The editors of this volume suggest that there are missing elements in the conceptualization upon which standard test theory is based. Those elements are models for just how people know what they know and do what they can do, and the ways in which they increase these capacities. Different models are useful for different purposes; therefore, broader or alternative student models may be appropriate. The chapters in this volume consider a variety of directions in which standard test theory might be extended. Topics covered include: the role of test theory in light of recent work in cognitive and educational psychology, test design, student modeling, test analysis, and the integration of assessment and instruction.

chapter 2|22 pages

Foundations of a New Test Theory

ByRobert J. Mislevy 19

chapter 3|38 pages

Cognitive Diagnosis: From Statistically Based Assessment Toward Theory-Based Assessment

ByDavid F. Lohman, Martin J. Ippel

chapter 4|20 pages

Repealing Rules That No Longer Apply to Psychological Measurement

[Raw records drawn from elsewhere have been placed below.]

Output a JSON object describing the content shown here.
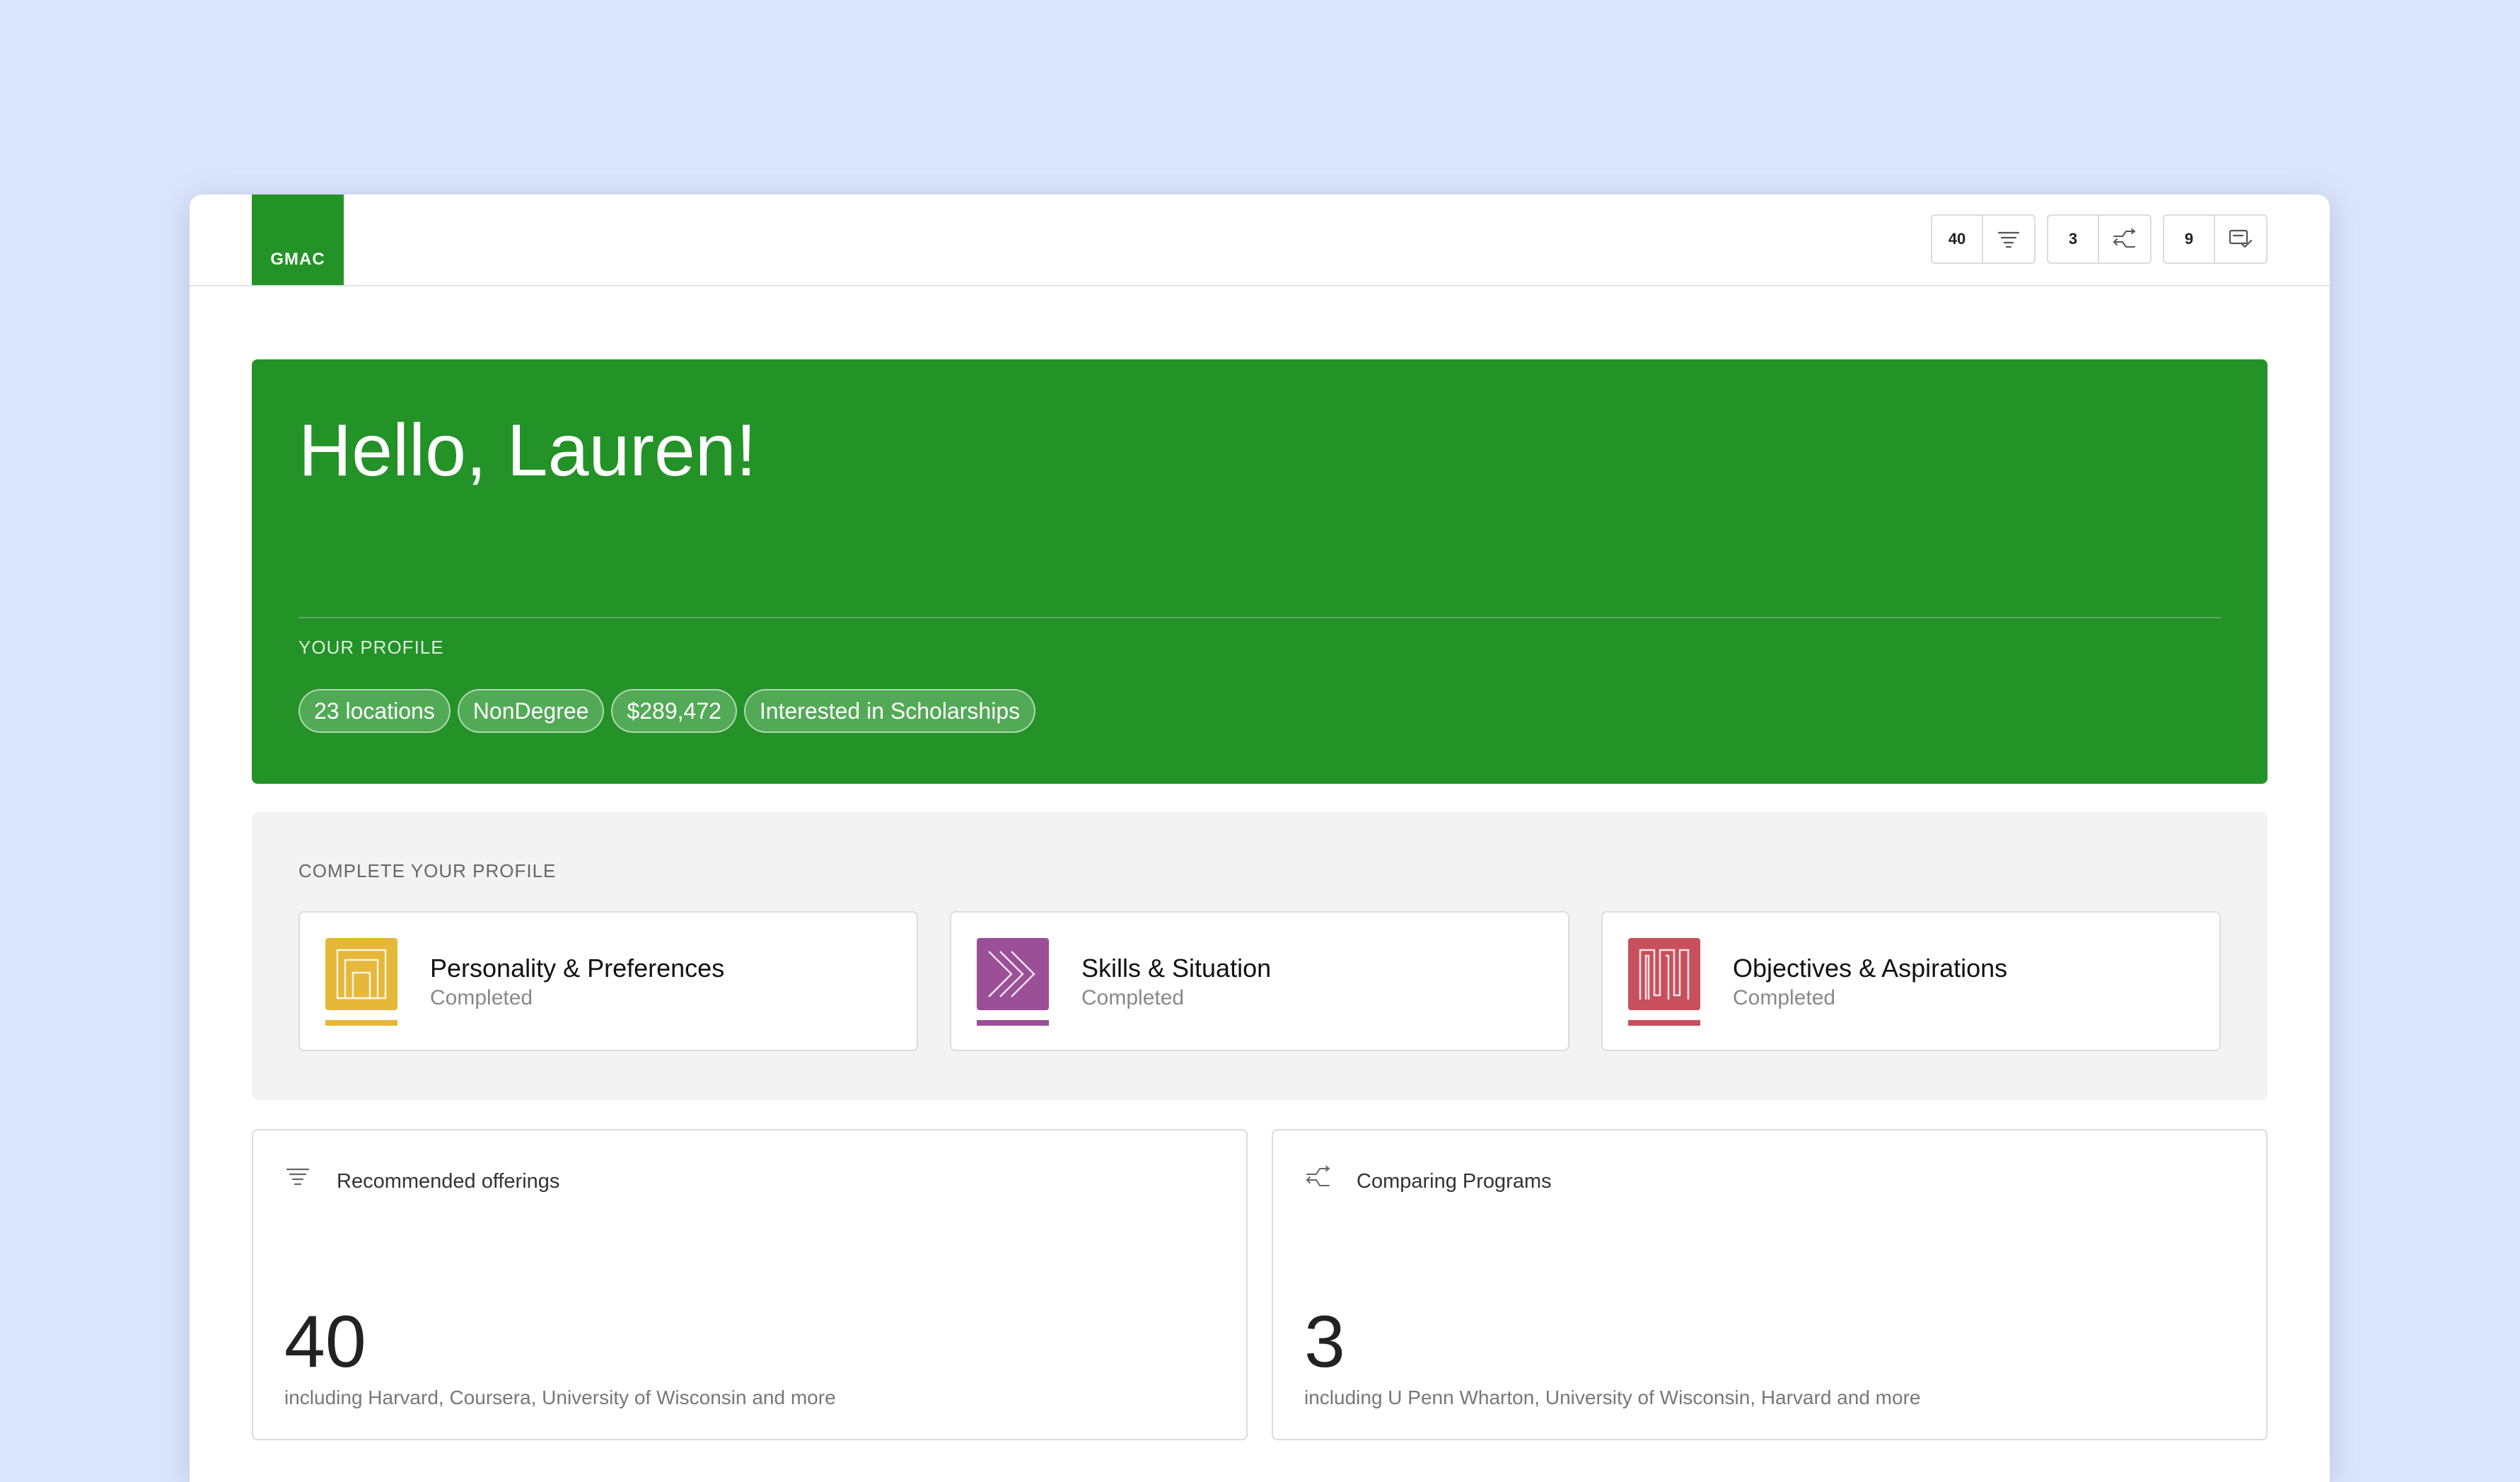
{
  "app": {
    "logo_text": "GMAC"
  },
  "topbar": {
    "counters": [
      {
        "count": "40",
        "icon": "filter-icon"
      },
      {
        "count": "3",
        "icon": "compare-arrows-icon"
      },
      {
        "count": "9",
        "icon": "checklist-icon"
      }
    ]
  },
  "hero": {
    "greeting": "Hello, Lauren!",
    "profile_label": "YOUR PROFILE",
    "tags": [
      "23 locations",
      "NonDegree",
      "$289,472",
      "Interested in Scholarships"
    ]
  },
  "complete_profile": {
    "label": "COMPLETE YOUR PROFILE",
    "cards": [
      {
        "title": "Personality & Preferences",
        "status": "Completed",
        "color": "#e5b83a",
        "icon": "nested-squares-icon"
      },
      {
        "title": "Skills & Situation",
        "status": "Completed",
        "color": "#9b4f97",
        "icon": "triple-chevron-icon"
      },
      {
        "title": "Objectives & Aspirations",
        "status": "Completed",
        "color": "#c84f5c",
        "icon": "wave-pattern-icon"
      }
    ]
  },
  "stats": [
    {
      "icon": "filter-icon",
      "title": "Recommended offerings",
      "number": "40",
      "subtitle": "including Harvard, Coursera, University of Wisconsin and more"
    },
    {
      "icon": "compare-arrows-icon",
      "title": "Comparing Programs",
      "number": "3",
      "subtitle": "including U Penn Wharton, University of Wisconsin, Harvard and more"
    }
  ],
  "colors": {
    "brand_green": "#239227",
    "background": "#dbe5fc"
  }
}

ByDavid Thissen

chapter 6|30 pages

Psychrometric Models for Learning and Cognitive processes

BySusan Embretson

chapter 7|26 pages

Assessing Schema Knowledge

BySandra P. Marshall 155

chapter 8|38 pages

Learning Teaching,and Testing for Complex Conceptual Understanding

ByPaul J. Feltovich, Rand J. Spiro, Richard L. Coulson

chapter 9|24 pages

New Views of Student Learning: Implications for Educational Measurement

ByGeofferey N. Masters, Robert J. Mislevy

chapter 10|32 pages

Addressing Process Variables in Test Analysis

ByDrew H. Gitomer and Don Rock 243

chapter 11|22 pages

Cognitive Skill Representation

ByKentaro Yamamoto, Drew H. Gitomer

chapter 12|26 pages

Test Theory and the Behavioral Scaling of Test Performance

ByJohn B. Carroll

chapter 13|36 pages

A Generative Approach to Psychological and Educational Measurement

ByIsaac I. Bejar